### EXERCISE AIM
Hunt through the entries for the word "message" and copy each line in which it appears.

### RECORDS SHOWN
══════

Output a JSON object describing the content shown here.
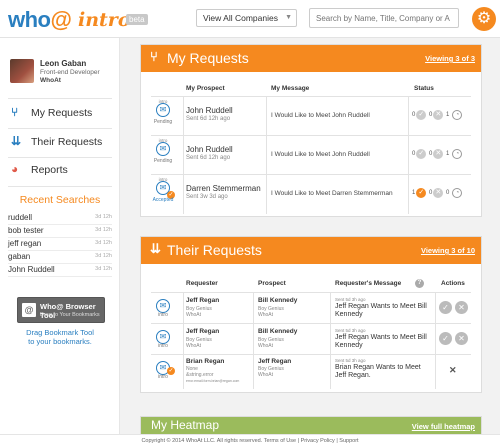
{
  "header": {
    "logo_main": "who",
    "logo_at": "@",
    "logo_intro": "intro",
    "beta_label": "beta",
    "company_select": "View All Companies",
    "search_placeholder": "Search by Name, Title, Company or A",
    "icons": {
      "gear": "gear-icon",
      "search": "search-icon"
    }
  },
  "user": {
    "name": "Leon Gaban",
    "role": "Front-end Developer",
    "company": "WhoAt"
  },
  "nav": [
    {
      "label": "My Requests",
      "icon": "fork-arrows-icon",
      "glyph": "⑂"
    },
    {
      "label": "Their Requests",
      "icon": "down-arrows-icon",
      "glyph": "⇊"
    },
    {
      "label": "Reports",
      "icon": "pie-chart-icon",
      "glyph": "◕"
    }
  ],
  "recent": {
    "title": "Recent Searches",
    "items": [
      {
        "name": "ruddell",
        "date": "3d 12h"
      },
      {
        "name": "bob tester",
        "date": "3d 12h"
      },
      {
        "name": "jeff regan",
        "date": "3d 12h"
      },
      {
        "name": "gaban",
        "date": "3d 12h"
      },
      {
        "name": "John Ruddell",
        "date": "3d 12h"
      }
    ]
  },
  "tool": {
    "title": "Who@ Browser Tool",
    "subtitle": "Drag to Your Bookmarks",
    "drag_line1": "Drag Bookmark Tool",
    "drag_line2": "to your bookmarks."
  },
  "my_requests": {
    "title": "My Requests",
    "viewing": "Viewing 3 of 3",
    "columns": {
      "prospect": "My Prospect",
      "message": "My Message",
      "status": "Status"
    },
    "rows": [
      {
        "badge_top": "intro",
        "state": "Pending",
        "name": "John Ruddell",
        "sent": "Sent 6d 12h ago",
        "message": "I Would Like to Meet John Ruddell",
        "count_a": "0",
        "count_b": "0",
        "count_c": "1",
        "accepted": false
      },
      {
        "badge_top": "intro",
        "state": "Pending",
        "name": "John Ruddell",
        "sent": "Sent 6d 12h ago",
        "message": "I Would Like to Meet John Ruddell",
        "count_a": "0",
        "count_b": "0",
        "count_c": "1",
        "accepted": false
      },
      {
        "badge_top": "intro",
        "state": "Accepted",
        "name": "Darren Stemmerman",
        "sent": "Sent 3w 3d ago",
        "message": "I Would Like to Meet Darren Stemmerman",
        "count_a": "1",
        "count_b": "0",
        "count_c": "0",
        "accepted": true
      }
    ]
  },
  "their_requests": {
    "title": "Their Requests",
    "viewing": "Viewing 3 of 10",
    "columns": {
      "requester": "Requester",
      "prospect": "Prospect",
      "message": "Requester's Message",
      "actions": "Actions"
    },
    "rows": [
      {
        "badge_top": "intro",
        "req_name": "Jeff Regan",
        "req_l1": "Boy Genius",
        "req_l2": "WhoAt",
        "pros_name": "Bill Kennedy",
        "pros_l1": "Boy Genius",
        "pros_l2": "WhoAt",
        "sent": "Sent 5d 3h ago",
        "message": "Jeff Regan Wants to Meet Bill Kennedy"
      },
      {
        "badge_top": "intro",
        "req_name": "Jeff Regan",
        "req_l1": "Boy Genius",
        "req_l2": "WhoAt",
        "pros_name": "Bill Kennedy",
        "pros_l1": "Boy Genius",
        "pros_l2": "WhoAt",
        "sent": "Sent 5d 3h ago",
        "message": "Jeff Regan Wants to Meet Bill Kennedy"
      },
      {
        "badge_top": "intro",
        "req_name": "Brian Regan",
        "req_l1": "None",
        "req_l2": "&string.error",
        "req_l3": "error.email.form.brian@regan.com",
        "pros_name": "Jeff Regan",
        "pros_l1": "Boy Genius",
        "pros_l2": "WhoAt",
        "sent": "Sent 5d 3h ago",
        "message": "Brian Regan Wants to Meet Jeff Regan."
      }
    ]
  },
  "heatmap": {
    "title": "My Heatmap",
    "link": "View full heatmap"
  },
  "footer": {
    "text": "Copyright © 2014 WhoAt LLC. All rights reserved. Terms of Use | Privacy Policy | Support"
  },
  "colors": {
    "orange": "#f5891f",
    "blue": "#2a7fc0",
    "green": "#9bbb5c"
  }
}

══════

### TASK SOLUTION
      "message": "My Message",
        "message": "I Would Like to Meet John Ruddell",
        "message": "I Would Like to Meet John Ruddell",
        "message": "I Would Like to Meet Darren Stemmerman",
      "message": "Requester's Message",
        "message": "Jeff Regan Wants to Meet Bill Kennedy"
        "message": "Jeff Regan Wants to Meet Bill Kennedy"
        "message": "Brian Regan Wants to Meet Jeff Regan."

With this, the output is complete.